The age old wisdom of Socrates is our ultimate antidote to the Dunning-Kruger Effect and could be our most powerful tool when it comes to developing players: “The only true wisdom is knowing that you know nothing.”

When we don’t let what we think we know get in the way of developing players, we get something like this:


The date is October 6, 2013 and the Baltimore Orioles are clinging to a two run lead over the Oakland Athletics in the AL Wild Card game. Jake Arrieta – one of the leading candidates for the AL Cy Young award – is one strike away from finishing off his masterpiece allowing just five hits and no earned runs. Josh Donaldson is at the plate battling in a 1-2 count to try and keep hopes alive for the fans on their feet at the Collesium. Arrieta gets the signal from catcher Matt Weiters – cutter away – and nods in agreement. It’s been one of the best pitches in baseball this season; now seems like a great time to use it.

He calmly gathers himself and begins his windup striding towards the third base side of the rubber. After his foot lands, he powerfully works across his body and delivers a 93 mph cutter that starts right down the middle of the plate. Donaldson reads it initially as the two seam fastball he just saw two pitches ago and starts his swing – but realizes it’s Arrieta’s devastating cutter a few feet too late. The pitch darts out the strike zone, misses Donaldson’s bat, and finishes in the glove of Wieters just off the outside corner. Orioles players come pouring out of the dugout to mob Arrieta and Wieters in celebration just beyond the mound. Arrieta – a 20 game winner in the regular season – has come up with his biggest win of the year and has helped the birds punch their ticket to the ALDS against Detroit.
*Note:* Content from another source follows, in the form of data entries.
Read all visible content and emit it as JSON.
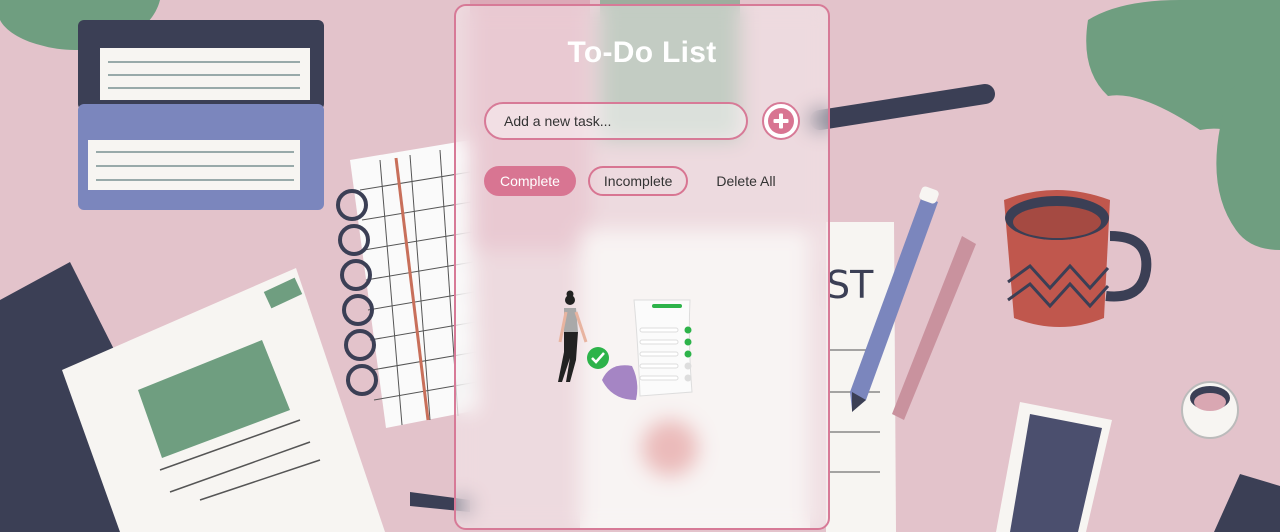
{
  "app": {
    "title": "To-Do List"
  },
  "task_input": {
    "placeholder": "Add a new task..."
  },
  "filters": {
    "complete_label": "Complete",
    "incomplete_label": "Incomplete",
    "delete_all_label": "Delete All"
  },
  "colors": {
    "accent": "#d87592",
    "background": "#e3c3cb",
    "check": "#2db34a"
  },
  "icons": {
    "add": "plus-circle-icon",
    "empty_state": "todo-checklist-illustration"
  },
  "background_art": {
    "list_sheet_text": "ST"
  }
}
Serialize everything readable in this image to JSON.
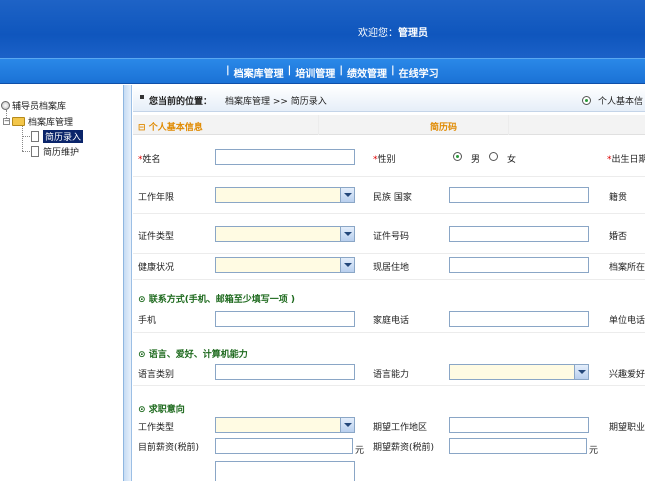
{
  "header": {
    "welcome_text": "欢迎您：",
    "user": "管理员"
  },
  "nav": {
    "items": [
      "档案库管理",
      "培训管理",
      "绩效管理",
      "在线学习"
    ],
    "separator": "|"
  },
  "tree": {
    "root": "辅导员档案库",
    "folder": "档案库管理",
    "children": [
      "简历录入",
      "简历维护"
    ]
  },
  "breadcrumb": {
    "label": "您当前的位置：",
    "path": "档案库管理 >> 简历录入",
    "radio_label": "个人基本信"
  },
  "sections": {
    "basic": {
      "title": "个人基本信息",
      "code_label": "简历码",
      "toggle": "⊟"
    },
    "contact": {
      "title": "联系方式(手机、邮箱至少填写一项 )"
    },
    "language": {
      "title": "语言、爱好、计算机能力"
    },
    "job": {
      "title": "求职意向"
    }
  },
  "fields": {
    "name": "姓名",
    "gender": "性别",
    "male": "男",
    "female": "女",
    "birth": "出生日期",
    "work_years": "工作年限",
    "nation": "民族 国家",
    "native": "籍贯",
    "id_type": "证件类型",
    "id_number": "证件号码",
    "married": "婚否",
    "health": "健康状况",
    "residence": "现居住地",
    "archive_place": "档案所在",
    "mobile": "手机",
    "home_phone": "家庭电话",
    "work_phone": "单位电话",
    "lang_type": "语言类别",
    "lang_ability": "语言能力",
    "hobby": "兴趣爱好",
    "job_type": "工作类型",
    "work_area": "期望工作地区",
    "job_title": "期望职业",
    "cur_salary": "目前薪资(税前)",
    "exp_salary": "期望薪资(税前)",
    "yuan": "元"
  },
  "colors": {
    "banner": "#1259c0",
    "navbar": "#2a86e6",
    "section_orange": "#e08a00",
    "section_green": "#1e6a1e"
  }
}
Baseball’s feel good story will play at least another three games in 2015; all Arrieta needs is for them to find a way to get to game four. 


Oh, what could have been, Baltimore.